A notable difference between terrestrial natural disasters and space weather natural disasters is that a Katrina style CME has NEVER occurred during the technological age. Consequences of an extreme event can only be estimated. In 1989, the earth was struck by a severe CME in which an extreme geomagnetic storm developed, knocking out the electric grid in Quebec and parts of northeastern America- affecting millions. It took more than a year to repair all the damage. But in September 1859, the strongest geomagnetic storm in 500 years enveloped our planet. This event, renowned as the "Great Solar Tempest" and also known as the Carrington Event, was many times more severe than the 1989 Quebec storm. Spectacular auroral displays were observed worldwide, even to the equator.

Telegraphy had only been in existence for about 20 years in the civilized world. Telegraph lines shorted out causing numerous wildfires around the world, baffling scientists. With today's absolute reliance on modern technology, it is hard to specify know what would happen if an "1859-class" geomagnetic storm occurred. But this is certain- it would be catastrophic. The National Academy of Sciences in a 2009 report estimated trillions of dollars damage would occur requiring 10 years to repair.
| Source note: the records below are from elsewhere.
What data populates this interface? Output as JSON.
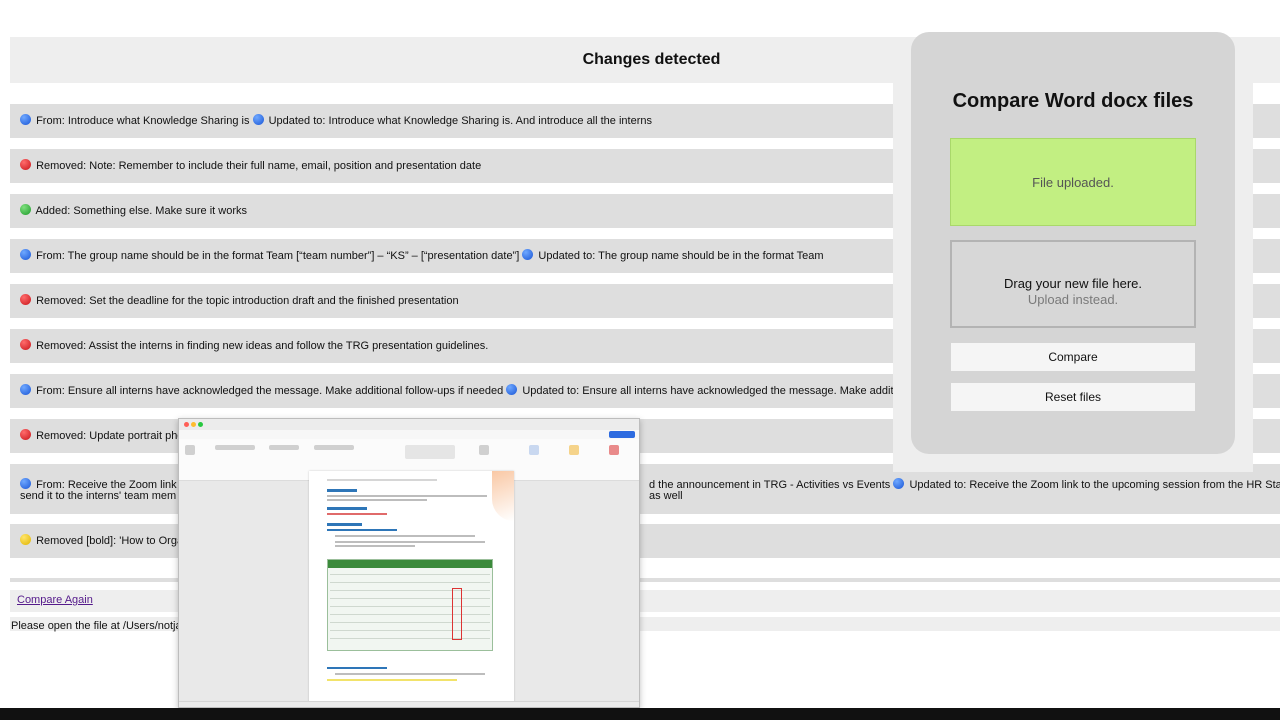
{
  "header": {
    "title": "Changes detected"
  },
  "changes": [
    {
      "status": "blue",
      "text": "From: Introduce what Knowledge Sharing is",
      "status2": "blue",
      "text2": "Updated to: Introduce what Knowledge Sharing is. And introduce all the interns"
    },
    {
      "status": "red",
      "text": "Removed: Note: Remember to include their full name, email, position and presentation date"
    },
    {
      "status": "green",
      "text": "Added: Something else. Make sure it works"
    },
    {
      "status": "blue",
      "text": "From: The group name should be in the format Team [“team number”] – “KS” – [“presentation date”]",
      "status2": "blue",
      "text2": "Updated to: The group name should be in the format Team"
    },
    {
      "status": "red",
      "text": "Removed: Set the deadline for the topic introduction draft and the finished presentation"
    },
    {
      "status": "red",
      "text": "Removed: Assist the interns in finding new ideas and follow the TRG presentation guidelines."
    },
    {
      "status": "blue",
      "text": "From: Ensure all interns have acknowledged the message. Make additional follow-ups if needed",
      "status2": "blue",
      "text2": "Updated to: Ensure all interns have acknowledged the message. Make additi"
    },
    {
      "status": "red",
      "text": "Removed: Update portrait pho"
    },
    {
      "status": "blue",
      "text": "From: Receive the Zoom link t",
      "text_mid": "d the announcement in TRG - Activities vs Events",
      "status2": "blue",
      "text2": "Updated to: Receive the Zoom link to the upcoming session from the HR Staff,",
      "text3": "send it to the interns' team mem",
      "text4": "as well"
    },
    {
      "status": "yellow",
      "text": "Removed [bold]: 'How to Orga"
    }
  ],
  "footer": {
    "compare_again": "Compare Again",
    "open_note": "Please open the file at /Users/notja"
  },
  "panel": {
    "title": "Compare Word docx files",
    "uploaded_text": "File uploaded.",
    "drop_main": "Drag your new file here.",
    "drop_sub": "Upload instead.",
    "compare_label": "Compare",
    "reset_label": "Reset files"
  },
  "colors": {
    "blue": "#1a56d6",
    "red": "#c8141a",
    "green": "#1e9a2a",
    "yellow": "#e0b400",
    "uploaded_bg": "#c2ef82",
    "link": "#551a8b"
  },
  "icons": {
    "status": "status-dot-icon"
  }
}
Electric grid failure might be the least of our many problems. Satellite systems would be destroyed. Internet, I-Phone, and navigational system could not survive. Charging of metal pipes in the ground would have dangerous side effects. National security and military systems would be placed in jeopardy. International banking would be halted. Commercial aviation and general transportation would cease. Even our cars would not work. And this is just the tip of the iceberg. We are utterly dependent on modern technology. As you read this, look around and consider what would cease to operate if an 1859-class Geostorm were to hit in 2012. Your bedroom rug would survive, but what else? It could resemble a "Twilight Zone" episode.

How about people? Would we be OK? Most likely, yes. However, the magnetic field that protects our planet from such things could be temporarily damaged, with dangerous radiation reaching many parts of the earth. How then can mankind prepare for something like this? It is a critical question, the answer of which may hold our society's fate in the balance.

The blazing sun has power to drastically alter the human race. Should another 1859-class flare occur (or stronger), modern society would be at its mercy. Have you developed a contingency plan to survive in a world thrown back from the 21st century to pre-19th century sensibilities. What life was like before before modern technology may be enjoyable to read about or watch in movies. But the horrors we witnessed on 9-11 would not compare with the societal confusion and ultimate violence that would be born out of such an unfamiliar turn of events. Most people don't know how flipping a light switch on or off really works, so too few people appreciate the omnipotence of the sun and how a geomagnetic storm could essential end life as we know it on earth- with almost no warning. It gives one pause.